* YOUR ASSIGNMENT
Using the records that follow, tally the lines containing the word "website" and state only the count.

* SUPPLIED DATA
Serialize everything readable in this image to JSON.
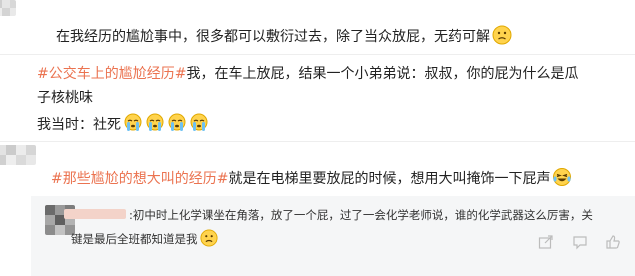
{
  "comments": [
    {
      "text": "在我经历的尴尬事中，很多都可以敷衍过去，除了当众放屁，无药可解",
      "emoji": "sad-face-emoji"
    },
    {
      "tag": "#公交车上的尴尬经历#",
      "line1_rest": "我，在车上放屁，结果一个小弟弟说：叔叔，你的屁为什么是瓜",
      "line2": "子核桃味",
      "line3": "我当时：社死",
      "emojis": [
        "cry-emoji",
        "cry-emoji",
        "cry-emoji",
        "cry-emoji"
      ]
    },
    {
      "tag": "#那些尴尬的想大叫的经历#",
      "rest": "就是在电梯里要放屁的时候，想用大叫掩饰一下屁声",
      "emoji": "laugh-cry-emoji",
      "reply": {
        "line1": ":初中时上化学课坐在角落，放了一个屁，过了一会化学老师说，谁的化学武器这么厉害，关",
        "line2": "键是最后全班都知道是我",
        "emoji": "sad-face-emoji"
      }
    }
  ],
  "colors": {
    "tag": "#eb7350",
    "reply_bg": "#f5f6f7",
    "icon": "#bcbcbc"
  },
  "actions": [
    "share-icon",
    "comment-icon",
    "like-icon"
  ]
}
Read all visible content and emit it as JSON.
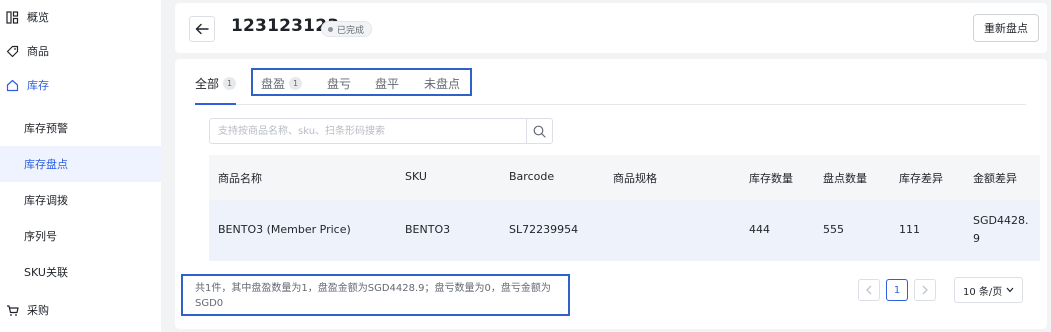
{
  "sidebar": {
    "overview": "概览",
    "products": "商品",
    "inventory": "库存",
    "items": [
      "库存预警",
      "库存盘点",
      "库存调拨",
      "序列号",
      "SKU关联"
    ],
    "purchase": "采购"
  },
  "header": {
    "title": "123123123",
    "status": "已完成",
    "recount_label": "重新盘点"
  },
  "tabs": [
    {
      "label": "全部",
      "count": "1"
    },
    {
      "label": "盘盈",
      "count": "1"
    },
    {
      "label": "盘亏",
      "count": ""
    },
    {
      "label": "盘平",
      "count": ""
    },
    {
      "label": "未盘点",
      "count": ""
    }
  ],
  "search": {
    "placeholder": "支持按商品名称、sku、扫条形码搜索",
    "value": ""
  },
  "table": {
    "columns": [
      "商品名称",
      "SKU",
      "Barcode",
      "商品规格",
      "库存数量",
      "盘点数量",
      "库存差异",
      "金额差异"
    ],
    "rows": [
      {
        "name": "BENTO3 (Member Price)",
        "sku": "BENTO3",
        "barcode": "SL72239954",
        "spec": "",
        "stock": "444",
        "counted": "555",
        "stock_diff": "111",
        "amount_diff_1": "SGD4428.",
        "amount_diff_2": "9"
      }
    ]
  },
  "summary": {
    "line1": "共1件，其中盘盈数量为1，盘盈金额为SGD4428.9；盘亏数量为0，盘亏金额为",
    "line2": "SGD0"
  },
  "pagination": {
    "current": "1",
    "page_size": "10 条/页"
  },
  "colors": {
    "accent": "#2f5fe0",
    "highlight_box": "#2f62c8",
    "row_bg": "#eef3fb"
  }
}
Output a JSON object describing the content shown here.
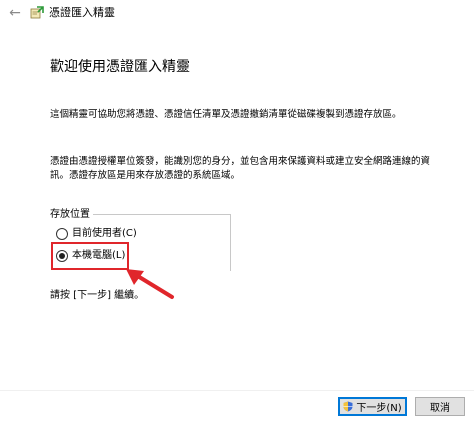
{
  "window": {
    "title": "憑證匯入精靈",
    "back_glyph": "←"
  },
  "main": {
    "heading": "歡迎使用憑證匯入精靈",
    "paragraph1": "這個精靈可協助您將憑證、憑證信任清單及憑證撤銷清單從磁碟複製到憑證存放區。",
    "paragraph2": "憑證由憑證授權單位簽發，能識別您的身分，並包含用來保護資料或建立安全網路連線的資訊。憑證存放區是用來存放憑證的系統區域。",
    "store_location": {
      "label": "存放位置",
      "options": [
        {
          "label": "目前使用者(C)",
          "selected": false
        },
        {
          "label": "本機電腦(L)",
          "selected": true
        }
      ]
    },
    "instruction": "請按 [下一步] 繼續。"
  },
  "footer": {
    "next_label": "下一步(N)",
    "cancel_label": "取消"
  },
  "colors": {
    "highlight": "#e0262b",
    "accent": "#0078d7"
  }
}
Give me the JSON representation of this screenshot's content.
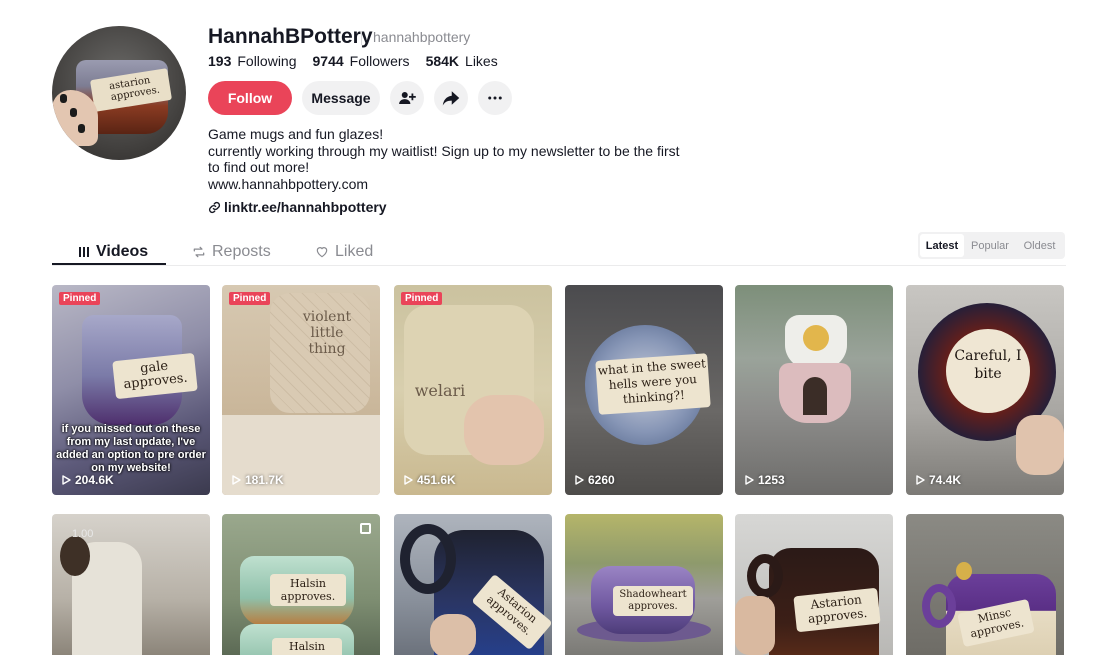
{
  "profile": {
    "username": "HannahBPottery",
    "handle": "hannahbpottery",
    "avatar_mug_text": "astarion approves.",
    "stats": [
      {
        "value": "193",
        "label": "Following"
      },
      {
        "value": "9744",
        "label": "Followers"
      },
      {
        "value": "584K",
        "label": "Likes"
      }
    ],
    "follow_label": "Follow",
    "message_label": "Message",
    "icons": {
      "add_friend": "person-plus-icon",
      "share": "share-arrow-icon",
      "more": "more-horizontal-icon",
      "link": "link-icon"
    },
    "bio": [
      "Game mugs and fun glazes!",
      "currently working through my waitlist! Sign up to my newsletter to be the first to find out more!",
      "www.hannahbpottery.com"
    ],
    "link": "linktr.ee/hannahbpottery"
  },
  "tabs": [
    {
      "label": "Videos",
      "icon": "grid-icon",
      "active": true
    },
    {
      "label": "Reposts",
      "icon": "repost-icon",
      "active": false
    },
    {
      "label": "Liked",
      "icon": "heart-outline-icon",
      "active": false
    }
  ],
  "sort": [
    {
      "label": "Latest",
      "active": true
    },
    {
      "label": "Popular",
      "active": false
    },
    {
      "label": "Oldest",
      "active": false
    }
  ],
  "videos": [
    {
      "pinned": "Pinned",
      "views": "204.6K",
      "mug_text": "gale approves.",
      "overlay": "if you missed out on these from my last update, I've added an option to pre order on my website!"
    },
    {
      "pinned": "Pinned",
      "views": "181.7K",
      "mug_text": "violent little thing"
    },
    {
      "pinned": "Pinned",
      "views": "451.6K",
      "mug_text": "welari"
    },
    {
      "views": "6260",
      "mug_text": "what in the sweet hells were you thinking?!"
    },
    {
      "views": "1253"
    },
    {
      "views": "74.4K",
      "mug_text": "Careful, I bite"
    },
    {
      "timestamp": "1.00"
    },
    {
      "mug_text": "Halsin approves.",
      "mug_text_2": "Halsin",
      "carousel": true
    },
    {
      "mug_text": "Astarion approves."
    },
    {
      "mug_text": "Shadowheart approves."
    },
    {
      "mug_text": "Astarion approves."
    },
    {
      "mug_text": "Minsc approves."
    }
  ],
  "colors": {
    "accent": "#ea4459",
    "text": "#161823",
    "muted": "#8a8b91",
    "chip": "#f1f1f2"
  }
}
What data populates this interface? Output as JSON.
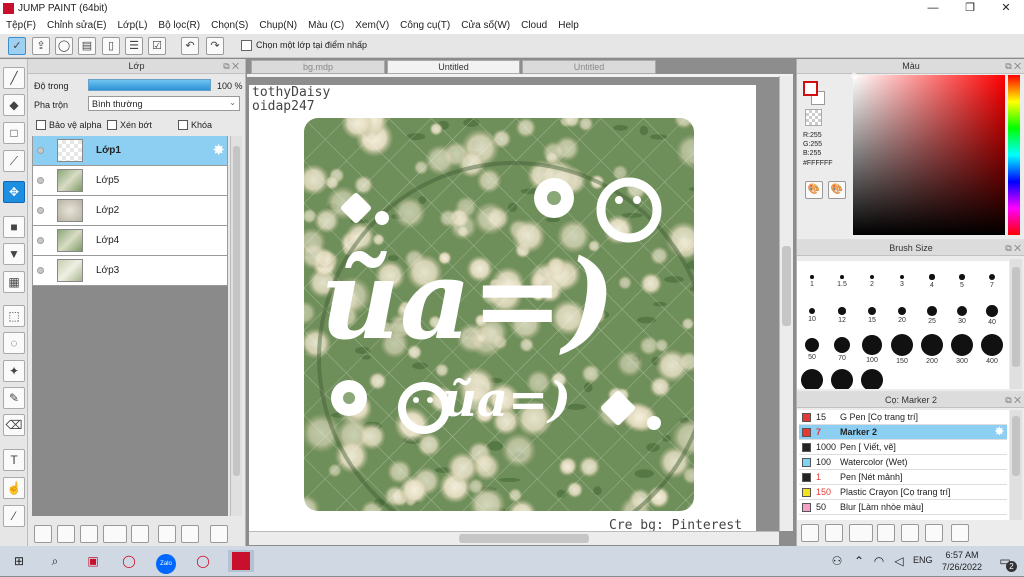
{
  "window": {
    "title": "JUMP PAINT (64bit)",
    "minimize": "—",
    "maximize": "❐",
    "close": "✕"
  },
  "menu": [
    "Tệp(F)",
    "Chỉnh sửa(E)",
    "Lớp(L)",
    "Bộ lọc(R)",
    "Chọn(S)",
    "Chụp(N)",
    "Màu (C)",
    "Xem(V)",
    "Công cụ(T)",
    "Cửa số(W)",
    "Cloud",
    "Help"
  ],
  "toolbar": {
    "snap_label": "Chọn một lớp tại điểm nhấp"
  },
  "layer_panel": {
    "title": "Lớp",
    "opacity_label": "Độ trong",
    "opacity_value": "100 %",
    "opacity": 1.0,
    "blend_label": "Pha trộn",
    "blend_value": "Bình thường",
    "protect_alpha": "Bảo vệ alpha",
    "clip": "Xén bớt",
    "lock": "Khóa",
    "layers": [
      {
        "name": "Lớp1",
        "selected": true
      },
      {
        "name": "Lớp5",
        "selected": false
      },
      {
        "name": "Lớp2",
        "selected": false
      },
      {
        "name": "Lớp4",
        "selected": false
      },
      {
        "name": "Lớp3",
        "selected": false
      }
    ]
  },
  "doc_tabs": [
    "bg.mdp",
    "Untitled",
    "Untitled"
  ],
  "canvas": {
    "credit_line1": "tothyDaisy",
    "credit_line2": "oidap247",
    "credit_bottom": "Cre bg: Pinterest",
    "big_text": "ũa=)",
    "small_text": "ũa=)"
  },
  "color_panel": {
    "title": "Màu",
    "r": "R:255",
    "g": "G:255",
    "b": "B:255",
    "hex": "#FFFFFF"
  },
  "brush_panel": {
    "title": "Brush Size",
    "sizes": [
      {
        "label": "1",
        "v": 1
      },
      {
        "label": "1.5",
        "v": 1.5
      },
      {
        "label": "2",
        "v": 2
      },
      {
        "label": "3",
        "v": 3
      },
      {
        "label": "4",
        "v": 4
      },
      {
        "label": "5",
        "v": 5
      },
      {
        "label": "7",
        "v": 7
      },
      {
        "label": "10",
        "v": 10
      },
      {
        "label": "12",
        "v": 12
      },
      {
        "label": "15",
        "v": 15
      },
      {
        "label": "20",
        "v": 20
      },
      {
        "label": "25",
        "v": 25
      },
      {
        "label": "30",
        "v": 30
      },
      {
        "label": "40",
        "v": 40
      },
      {
        "label": "50",
        "v": 50
      },
      {
        "label": "70",
        "v": 70
      },
      {
        "label": "100",
        "v": 100
      },
      {
        "label": "150",
        "v": 150
      },
      {
        "label": "200",
        "v": 200
      },
      {
        "label": "300",
        "v": 300
      },
      {
        "label": "400",
        "v": 400
      }
    ]
  },
  "preset_panel": {
    "title": "Cọ: Marker 2",
    "items": [
      {
        "size": "15",
        "name": "G Pen [Cọ trang trí]",
        "color": "#e53935",
        "sizecolor": "#222",
        "selected": false
      },
      {
        "size": "7",
        "name": "Marker 2",
        "color": "#e53935",
        "sizecolor": "#e53935",
        "selected": true
      },
      {
        "size": "1000",
        "name": "Pen [ Viết, vẽ]",
        "color": "#222222",
        "sizecolor": "#222",
        "selected": false
      },
      {
        "size": "100",
        "name": "Watercolor (Wet)",
        "color": "#7fd3f5",
        "sizecolor": "#222",
        "selected": false
      },
      {
        "size": "1",
        "name": "Pen [Nét mảnh]",
        "color": "#222222",
        "sizecolor": "#e53935",
        "selected": false
      },
      {
        "size": "150",
        "name": "Plastic Crayon [Cọ trang trí]",
        "color": "#f2e21b",
        "sizecolor": "#e53935",
        "selected": false
      },
      {
        "size": "50",
        "name": "Blur [Làm nhòe màu]",
        "color": "#f4a0c8",
        "sizecolor": "#222",
        "selected": false
      }
    ]
  },
  "taskbar": {
    "lang": "ENG",
    "time": "6:57 AM",
    "date": "7/26/2022",
    "notif_count": "2",
    "zalo_label": "Zalo"
  }
}
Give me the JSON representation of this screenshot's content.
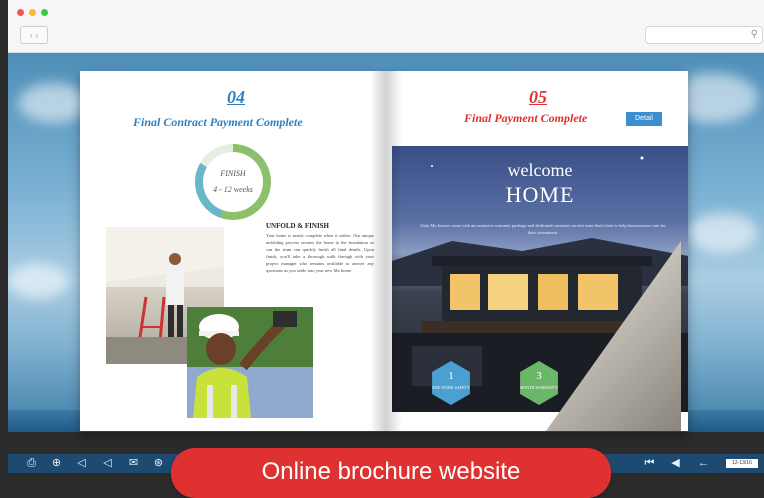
{
  "colors": {
    "accent_blue": "#2f7fbf",
    "accent_red": "#e03131",
    "toolbar": "#1d4a70",
    "traffic_red": "#f25a4f",
    "traffic_yellow": "#f6b83f",
    "traffic_green": "#3fc64a",
    "ring_green": "#8cc06a",
    "ring_blue": "#6ab7c8",
    "hex_blue": "#4aa0d0",
    "hex_green": "#6ab76a"
  },
  "browser": {
    "nav_icon": "back-forward-icon",
    "search_icon": "search-icon",
    "search_glyph": "⚲"
  },
  "left_page": {
    "number": "04",
    "title": "Final Contract Payment Complete",
    "progress_line1": "FINISH",
    "progress_line2": "4 - 12 weeks",
    "progress_fraction": 0.83,
    "section_title": "UNFOLD & FINISH",
    "section_text": "Your home is nearly complete when it settles. Our unique unfolding process secures the home to the foundation so can the team can quickly finish all final details. Upon finish, you'll take a thorough walk through with your project manager who remains available to answer any questions as you settle into your new Mo home."
  },
  "right_page": {
    "number": "05",
    "title": "Final Payment Complete",
    "detail_button": "Detail",
    "welcome": "welcome",
    "home": "HOME",
    "tagline": "Only Mo houses come with an extensive warranty package and dedicated customer service team that's here to help homeowners care for their investment.",
    "hex1_number": "1",
    "hex1_text": "SITE WORK SAFETY",
    "hex2_number": "3",
    "hex2_text": "MONTH WARRANTY"
  },
  "toolbar": {
    "icons": [
      "print-icon",
      "zoom-icon",
      "sound-icon",
      "share-icon",
      "email-icon",
      "thumbnails-icon"
    ],
    "glyphs": [
      "⎙",
      "⊕",
      "◁",
      "◁",
      "✉",
      "⊛"
    ],
    "nav_icons": [
      "first-page-icon",
      "previous-page-icon",
      "next-page-icon"
    ],
    "nav_glyphs": [
      "⏮",
      "◀",
      "←"
    ],
    "page_indicator": "12-13/16"
  },
  "banner": {
    "text": "Online brochure website"
  }
}
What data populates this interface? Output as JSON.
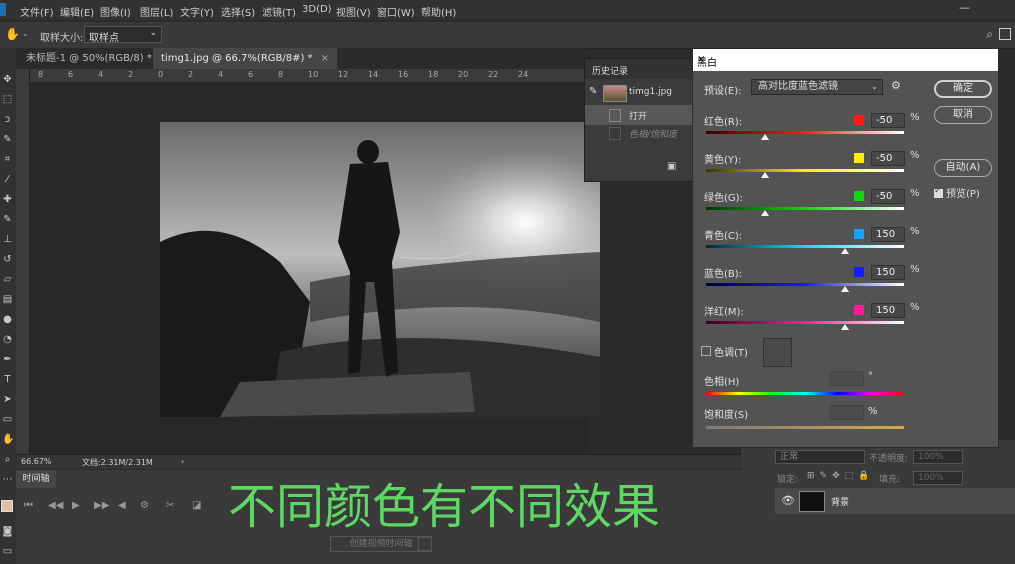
{
  "menu": [
    "文件(F)",
    "编辑(E)",
    "图像(I)",
    "图层(L)",
    "文字(Y)",
    "选择(S)",
    "滤镜(T)",
    "3D(D)",
    "视图(V)",
    "窗口(W)",
    "帮助(H)"
  ],
  "options_bar": {
    "sample_size_label": "取样大小:",
    "sample_size_value": "取样点"
  },
  "tabs": [
    {
      "label": "未标题-1 @ 50%(RGB/8) *",
      "close": "×"
    },
    {
      "label": "timg1.jpg @ 66.7%(RGB/8#) *",
      "close": "×"
    }
  ],
  "ruler_ticks": [
    "8",
    "6",
    "4",
    "2",
    "0",
    "2",
    "4",
    "6",
    "8",
    "10",
    "12",
    "14",
    "16",
    "18",
    "20",
    "22",
    "24"
  ],
  "status": {
    "zoom": "66.67%",
    "doc": "文档:2.31M/2.31M",
    "arrow": "›"
  },
  "timeline": {
    "title": "时间轴",
    "create_button": "创建视频时间轴"
  },
  "history": {
    "title": "历史记录",
    "items": [
      {
        "label": "timg1.jpg",
        "selected": false
      },
      {
        "label": "打开",
        "selected": true
      },
      {
        "label": "色相/饱和度",
        "selected": false
      }
    ]
  },
  "layers": {
    "blend_mode": "正常",
    "opacity_label": "不透明度:",
    "opacity_value": "100%",
    "lock_label": "锁定:",
    "fill_label": "填充:",
    "fill_value": "100%",
    "layer_name": "背景"
  },
  "dialog": {
    "title": "黑白",
    "close": "×",
    "preset_label": "预设(E):",
    "preset_value": "高对比度蓝色滤镜",
    "ok": "确定",
    "cancel": "取消",
    "auto": "自动(A)",
    "preview": "预览(P)",
    "colors": [
      {
        "label": "红色(R):",
        "value": "-50",
        "swatch": "#ff1a1a",
        "gradient": "linear-gradient(90deg,#3a0000,#ff1a1a,#ffffff)",
        "pos": 0.3
      },
      {
        "label": "黄色(Y):",
        "value": "-50",
        "swatch": "#ffee00",
        "gradient": "linear-gradient(90deg,#3a3500,#ffee00,#ffffff)",
        "pos": 0.3
      },
      {
        "label": "绿色(G):",
        "value": "-50",
        "swatch": "#14d414",
        "gradient": "linear-gradient(90deg,#003a00,#14d414,#ffffff)",
        "pos": 0.3
      },
      {
        "label": "青色(C):",
        "value": "150",
        "swatch": "#1aa0ff",
        "gradient": "linear-gradient(90deg,#002a3a,#1ad4ff,#ffffff)",
        "pos": 0.7
      },
      {
        "label": "蓝色(B):",
        "value": "150",
        "swatch": "#1a1aff",
        "gradient": "linear-gradient(90deg,#00003a,#1a1aff,#ffffff)",
        "pos": 0.7
      },
      {
        "label": "洋红(M):",
        "value": "150",
        "swatch": "#ff1a9a",
        "gradient": "linear-gradient(90deg,#3a0020,#ff1a9a,#ffffff)",
        "pos": 0.7
      }
    ],
    "percent": "%",
    "tint_label": "色调(T)",
    "hue_label": "色相(H)",
    "hue_unit": "°",
    "saturation_label": "饱和度(S)",
    "saturation_unit": "%"
  },
  "overlay_text": "不同颜色有不同效果"
}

* RESULT OF THE EXERCISE
2